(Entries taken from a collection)
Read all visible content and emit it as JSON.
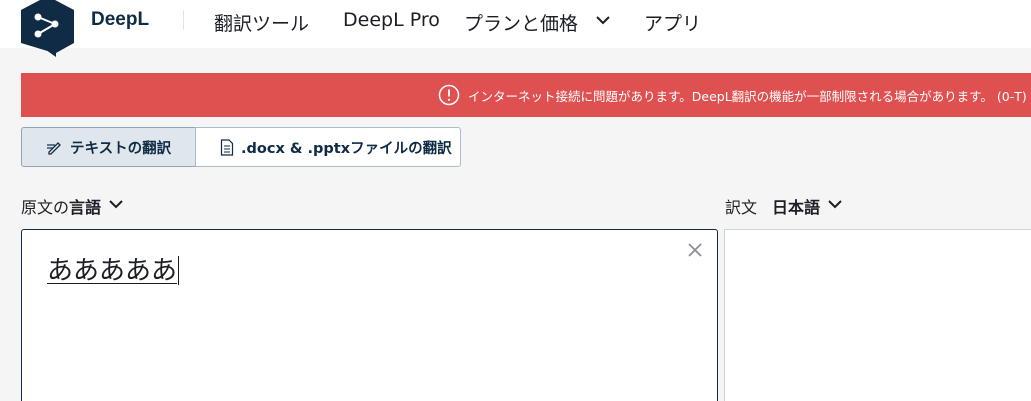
{
  "header": {
    "brand": "DeepL",
    "nav": {
      "translator": "翻訳ツール",
      "pro": "DeepL Pro",
      "plans": "プランと価格",
      "apps": "アプリ"
    }
  },
  "banner": {
    "message": "インターネット接続に問題があります。DeepL翻訳の機能が一部制限される場合があります。 (0-T)"
  },
  "tabs": {
    "text": "テキストの翻訳",
    "document": ".docx & .pptxファイルの翻訳"
  },
  "source": {
    "label_prefix": "原文の",
    "language": "言語",
    "input_value": "あああああ"
  },
  "target": {
    "label": "訳文",
    "language": "日本語"
  },
  "colors": {
    "banner": "#df5151",
    "brand_navy": "#0f2b46",
    "tab_active": "#dfe6ec"
  }
}
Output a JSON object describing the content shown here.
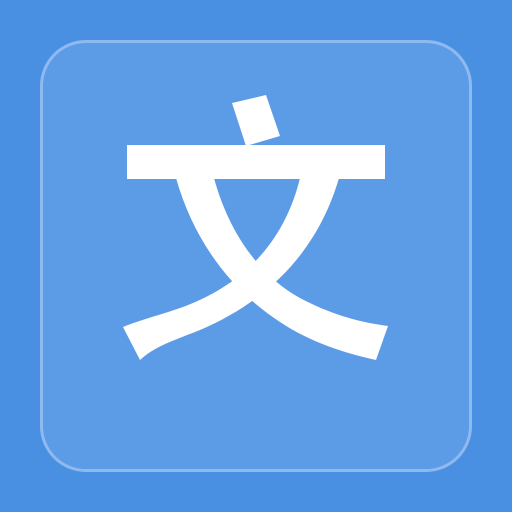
{
  "icon": {
    "glyph": "文",
    "name": "translate-icon",
    "colors": {
      "background": "#4a90e2",
      "tile_fill": "#5c9be6",
      "tile_border": "#8fbaf0",
      "glyph": "#ffffff"
    }
  }
}
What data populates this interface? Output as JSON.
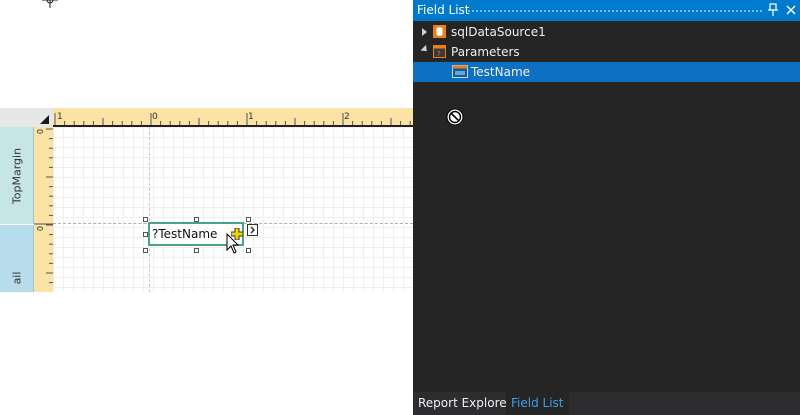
{
  "designer": {
    "bands": {
      "top_margin": "TopMargin",
      "detail": "ail"
    },
    "h_ruler_labels": [
      "1",
      "0",
      "1",
      "2"
    ],
    "v_ruler_labels": [
      "0",
      "0"
    ],
    "field_control": {
      "text": "?TestName"
    }
  },
  "field_list": {
    "title": "Field List",
    "tree": [
      {
        "label": "sqlDataSource1",
        "icon": "database-icon",
        "expanded": false
      },
      {
        "label": "Parameters",
        "icon": "parameters-icon",
        "expanded": true
      },
      {
        "label": "TestName",
        "icon": "parameter-field-icon",
        "selected": true
      }
    ],
    "tabs": [
      "Report Explorer",
      "Field List"
    ],
    "active_tab": "Field List"
  },
  "colors": {
    "accent": "#007acc",
    "selection": "#0e70c0",
    "panel_bg": "#252526",
    "ruler": "#fbe3a6",
    "band": "#bfe3ea",
    "control_border": "#4aa08f"
  }
}
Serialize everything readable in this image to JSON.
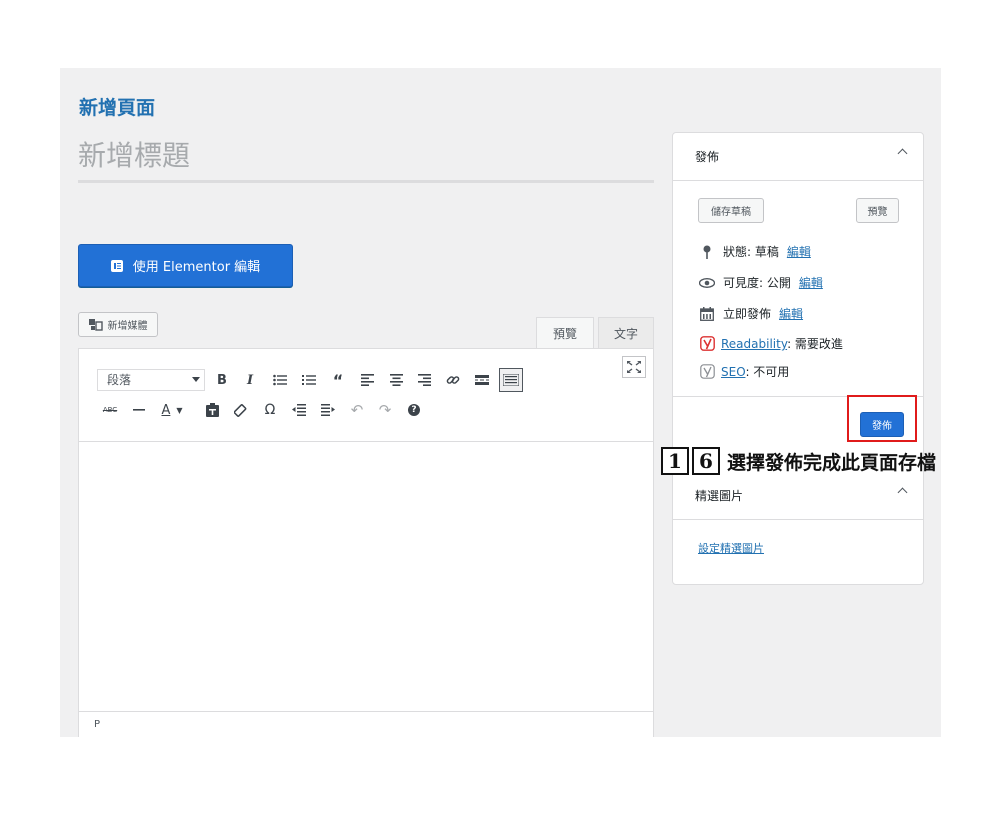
{
  "page": {
    "heading": "新增頁面",
    "title_placeholder": "新增標題"
  },
  "elementor": {
    "label": "使用 Elementor 編輯",
    "icon": "elementor-icon"
  },
  "media": {
    "label": "新增媒體",
    "icon": "add-media-icon"
  },
  "editor_tabs": {
    "visual": "預覽",
    "text": "文字"
  },
  "toolbar": {
    "format_value": "段落",
    "row1": [
      "bold-icon",
      "italic-icon",
      "bullet-list-icon",
      "numbered-list-icon",
      "blockquote-icon",
      "align-left-icon",
      "align-center-icon",
      "align-right-icon",
      "link-icon",
      "read-more-icon",
      "toolbar-toggle-icon"
    ],
    "row2": [
      "strikethrough-icon",
      "horizontal-line-icon",
      "text-color-icon",
      "paste-text-icon",
      "clear-formatting-icon",
      "special-character-icon",
      "outdent-icon",
      "indent-icon",
      "undo-icon",
      "redo-icon",
      "help-icon"
    ]
  },
  "status_bar": {
    "path": "P"
  },
  "publish_box": {
    "title": "發佈",
    "save_draft": "儲存草稿",
    "preview": "預覽",
    "status": {
      "label": "狀態: 草稿",
      "link": "編輯"
    },
    "visibility": {
      "label": "可見度: 公開",
      "link": "編輯"
    },
    "schedule": {
      "label": "立即發佈",
      "link": "編輯"
    },
    "readability": {
      "link": "Readability",
      "value": ": 需要改進"
    },
    "seo": {
      "link": "SEO",
      "value": ": 不可用"
    },
    "publish": "發佈"
  },
  "annotation": {
    "n1": "1",
    "n2": "6",
    "text": "選擇發佈完成此頁面存檔"
  },
  "featured_image": {
    "title": "精選圖片",
    "link": "設定精選圖片"
  },
  "colors": {
    "accent": "#2271d6",
    "link": "#2271b1",
    "highlight": "#e01b1b",
    "yoast_red": "#dc3232"
  }
}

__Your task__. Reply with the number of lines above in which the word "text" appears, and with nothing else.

__Task answer__. 6